The Uruguay Soccer Federation on Friday filed a letter of protest to FIFA president Sepp Blatter calling for an investigation into comments made by FIFA vice president Jim Boyce calling Liverpool striker Luis Suarez's diving a "cancer" in the game.
In the letter to Blatter, published on the federation's website, Uruguay general secretary Anibal de Olivera calls Boyce's comments "unacceptable," and cites the FIFA ethics code that states that officials must be aware of the responsibilities implied in their roles.
"This type of comment, coming from a FIFA vice president and making specific reference to a player and linking his actions to a disease that is a curse for humanity, goes against the principles of world soccer," the statement reads.
Boyce on Tuesday joined calls for players who dive to be punished retroactively.
"I watched the latest (Luis) Suarez incident two or three times, and to me it is nothing less than a form of cheating," said Boyce, Britain's representative on FIFA.
"It is becoming a little bit of a cancer within the game and I believe if it is clear to everyone that it is simulation then that person is trying to cheat and they should be severely punished for that.
"It can at times be very, very difficult for referees to judge whether something is a foul or a fair tackle and if players are diving then it makes their job even harder."
Suarez admits he is "anxious" during matches, but said he is not concerned that he is the center of a hot Premier League debate over diving.
"I have to improve my attitude on the pitch.
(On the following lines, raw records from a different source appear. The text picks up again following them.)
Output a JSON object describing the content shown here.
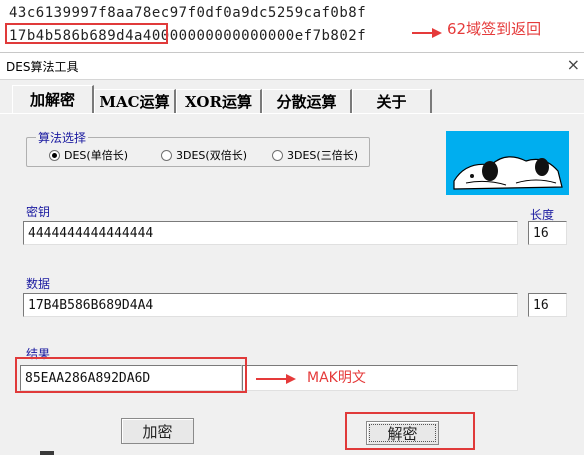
{
  "top_text": {
    "line1": "43c6139997f8aa78ec97f0df0a9dc5259caf0b8f",
    "line2": "17b4b586b689d4a40000000000000000ef7b802f",
    "annotation": "62域签到返回"
  },
  "window": {
    "title": "DES算法工具",
    "close_glyph": "×"
  },
  "tabs": [
    {
      "label": "加解密"
    },
    {
      "label": "MAC运算"
    },
    {
      "label": "XOR运算"
    },
    {
      "label": "分散运算"
    },
    {
      "label": "关于"
    }
  ],
  "algorithm": {
    "group_title": "算法选择",
    "options": [
      "DES(单倍长)",
      "3DES(双倍长)",
      "3DES(三倍长)"
    ],
    "selected": "DES(单倍长)"
  },
  "key": {
    "label": "密钥",
    "value": "4444444444444444",
    "length_label": "长度",
    "length": "16"
  },
  "data": {
    "label": "数据",
    "value": "17B4B586B689D4A4",
    "length": "16"
  },
  "result": {
    "label": "结果",
    "value": "85EAA286A892DA6D",
    "annotation": "MAK明文"
  },
  "buttons": {
    "encrypt": "加密",
    "decrypt": "解密"
  },
  "colors": {
    "annotation_red": "#e53a3a",
    "label_blue": "#1a1aa0",
    "image_bg": "#00aeef"
  },
  "icons": {
    "arrow": "right-arrow-icon",
    "radio": "radio-icon"
  }
}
The anxiety brings me to protest a lot," Suarez told Uruguay's Ovacion newspaper Tuesday ahead of Uruguay's World Cup qualifier vs. Argentina on Friday at 8 p.m. ET. "If I started reading the newspapers, I wouldn't be able to play in England. I am happy at Liverpool, the coach likes me and the players do too.
"Everyone should focus on their own team," he told Ovacion. "Those who want to talk can do so, I am not worried about what they say.
"They can keep talking and in the meantime I will keep on playing football and taking care of my team and what I do. Nothing else matters."
The lively diving debate gained steam this week after Suarez's performance vs. Stoke, after which Stoke boss Tony Pulis called for a three-match ban for diving antics.
The Football Association does not currently allow players to be punished for diving retroactively. Referees can only show a yellow card at most, but Boyce believes all associations should have policies banning the practice.
"It can be dealt with retrospectively by disciplinary committees, and it is done so in some associations, and I believe that is the correct thing to do," said Boyce.
The issue has been discussed by the FA and the leagues before without any change in policy. The Premier League have previously suggested a three-man panel to review contentious incidents after every weekend, which could include simulation, and would be open to renewing discussions on bringing in such a system.
The FA said the issue was often reviewed. A spokesman added: "Simulation is not something that the FA currently take (retroactive) action over but it is an issue that is often reviewed and discussed by the game's stakeholders."
Liverpool manager Brendan Rodgers defended his player on Monday.
"At this moment there seems to be one set of rules for Luis and another set for everyone else," he said.
"Diving and simulation is obviously a wider issue in football and one that we all agree has to be eradicated from our game but there were other incidents this weekend that didn't seem to generate the same coverage.
"I believe some people need to develop a sense of perspective and I also believe in this moment the vilification of Luis is both wrong and unfair."
Information from Press Association was used in this report.